Dataset entries |
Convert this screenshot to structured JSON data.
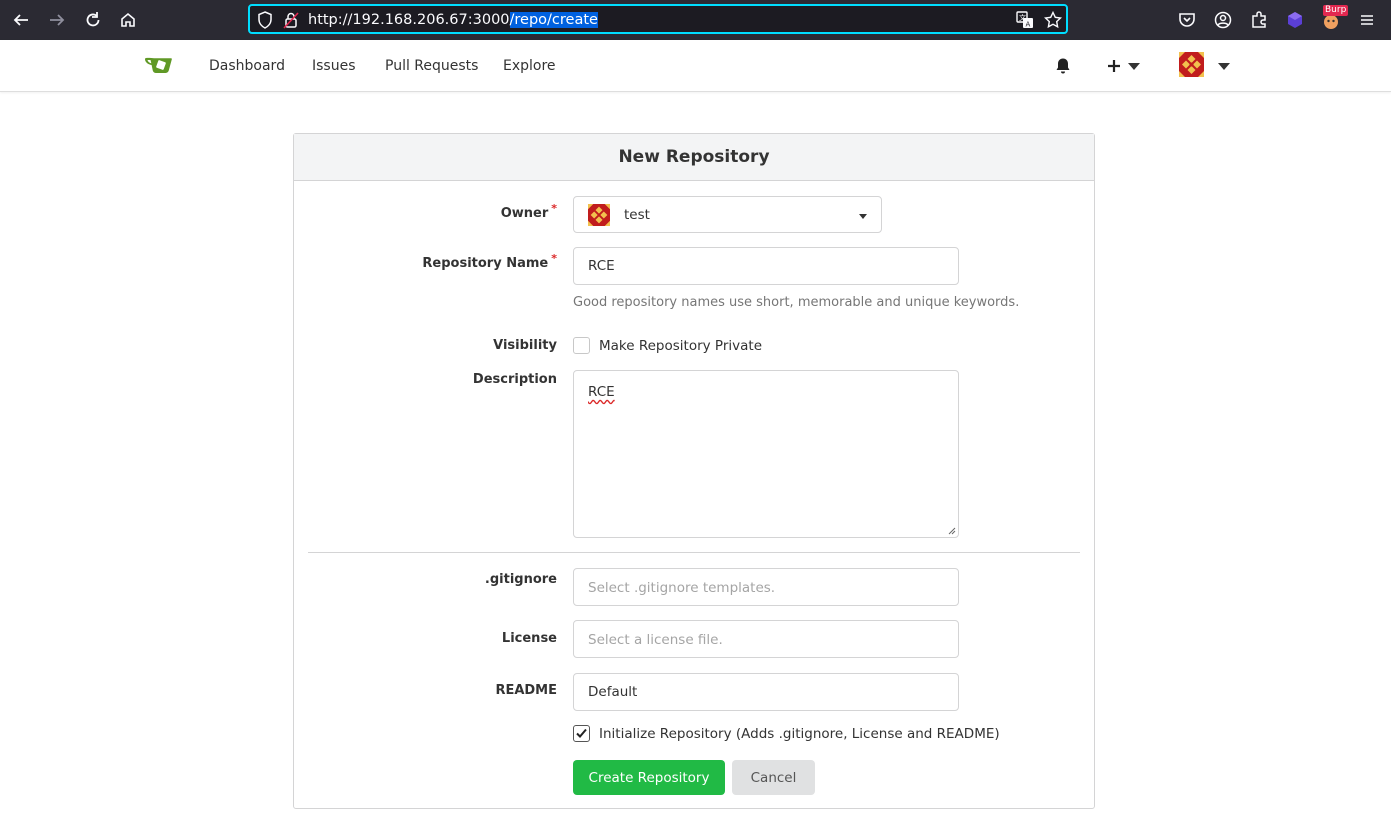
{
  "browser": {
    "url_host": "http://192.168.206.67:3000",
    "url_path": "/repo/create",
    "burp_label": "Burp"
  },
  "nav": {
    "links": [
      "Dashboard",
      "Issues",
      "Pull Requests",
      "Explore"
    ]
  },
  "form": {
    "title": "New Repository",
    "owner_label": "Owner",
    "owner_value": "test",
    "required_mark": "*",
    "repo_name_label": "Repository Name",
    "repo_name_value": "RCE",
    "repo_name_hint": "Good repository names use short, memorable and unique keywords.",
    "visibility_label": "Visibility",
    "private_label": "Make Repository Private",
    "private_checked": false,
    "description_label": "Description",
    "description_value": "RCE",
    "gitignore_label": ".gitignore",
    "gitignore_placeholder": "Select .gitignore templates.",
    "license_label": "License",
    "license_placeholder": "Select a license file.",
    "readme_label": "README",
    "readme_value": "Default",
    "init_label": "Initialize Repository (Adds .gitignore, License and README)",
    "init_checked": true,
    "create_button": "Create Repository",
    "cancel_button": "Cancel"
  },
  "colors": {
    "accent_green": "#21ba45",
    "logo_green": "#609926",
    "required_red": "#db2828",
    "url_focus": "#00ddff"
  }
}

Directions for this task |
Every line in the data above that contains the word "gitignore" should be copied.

Finished exercise |
    "gitignore_label": ".gitignore",
    "gitignore_placeholder": "Select .gitignore templates.",
    "init_label": "Initialize Repository (Adds .gitignore, License and README)",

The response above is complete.